### Work item
Exact duplicates of all the records are needed.

### Provided entries
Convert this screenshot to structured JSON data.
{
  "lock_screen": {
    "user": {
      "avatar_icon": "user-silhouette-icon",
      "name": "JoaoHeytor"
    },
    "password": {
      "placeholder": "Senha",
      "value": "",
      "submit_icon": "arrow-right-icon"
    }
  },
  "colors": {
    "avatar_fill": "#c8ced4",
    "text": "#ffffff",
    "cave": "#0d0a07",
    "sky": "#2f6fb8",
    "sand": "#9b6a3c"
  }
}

### Answer section
Convert this screenshot to structured JSON data.
{
  "lock_screen": {
    "user": {
      "avatar_icon": "user-silhouette-icon",
      "name": "JoaoHeytor"
    },
    "password": {
      "placeholder": "Senha",
      "value": "",
      "submit_icon": "arrow-right-icon"
    }
  },
  "colors": {
    "avatar_fill": "#c8ced4",
    "text": "#ffffff",
    "cave": "#0d0a07",
    "sky": "#2f6fb8",
    "sand": "#9b6a3c"
  }
}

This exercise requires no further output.